My outstanding memory of “Our Family Honor” has nothing much to do with the show really. Early every fall, I anxiously awaited the fall preview issue of “TV Guide”. My mom bought it when they went to Lethbridge for groceries every Thursday. It devoted a page to each new fall show from the three U.S. networks of the time (before FOX came along), as well as CBC and CTV.
In the fall of 1985 I was starting Grade 11. I read the article on “Our Family Honor” and it seemed pretty interesting. It was set to air on CTV, on peasant vision, at 10 p.m. on I think it was Wednesday nights. Finally, it was set to air, and I was excited. Then something else came along.
There was this girl in my accounting class I had developed a crush on. She had actually phoned me the previous weekend because her cheerleading squad was having a fundraising spaghetti supper and wanted to know if I was interested in buying a ticket to go. Although I knew what it was, deep down I had this glimmer of hope she actually liked me, so I was in.
Unfortunately, the supper, which ended up being an amazing time, was the same night as the premiere of “Our Family Honor”. By the time I got home, it was well after 10 p.m., my parents were in bed, and I had to watch it on the little TV in my bedroom.
I do recall turning it on just as Frank was telling Liz he was convinced the Danzigs killed her dad. He was pretty agitated too.

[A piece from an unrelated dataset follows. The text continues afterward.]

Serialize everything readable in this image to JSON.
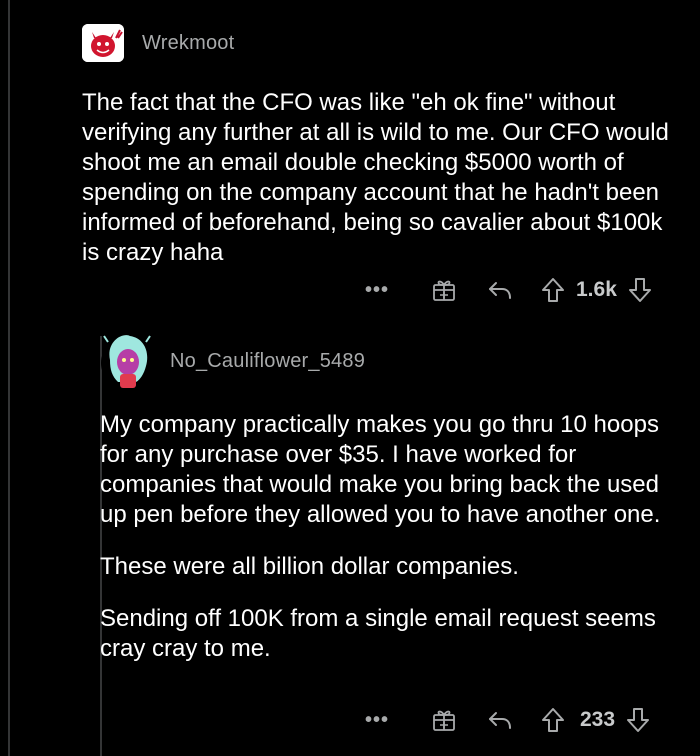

After that, life got busy, and I never really watched more than one or two full episodes again – partly because the show did not last that long, and I could never find when it was on.
The death of Eli Wallach back in June reminded me of “Our Family Honor”. Like “The Yellow Rose”, which I eulogized elsewhere, “Our Family Honor” had a great premise and a great cast, but it just never found an audience. It debuted on Sept. 17, 1985 and its last episode aired a few short months later on Jan. 3, 1986, lasting a total of 13 episodes.
But, as happens, sometimes the idea is not bad. Instead it may fall victim to timing or execution.
The McKays have been reincarnated as the Reagans on “Blue Bloods”. Patrick McKay looked more like a police commissioner than Frank Reagan (Tom Selleck) – older, greyer, less sexy and more managerial. His son Frank McKay is just as hot-headed and single-minded as Danny Reagan (Donnie Walberg), and he’s on the same quest: to avenge the murder of his brother. Instead of a granddaughter like Liz McKay, “Blue Bloods” has much younger brother Jamie Reagan (played by Will Estes) as the rookie beat cop.
It just shows, every idea has its day.
The other thing this symbolizes is another change in my life. Up to that point, TV had been pretty much at the centre of life outside school. That night, going to that spaghetti supper, illustrated how my world was getting bigger – beyond watching TV and living alone out in the country. I was discovering girls, and beginning the chaotic drift into adolescence.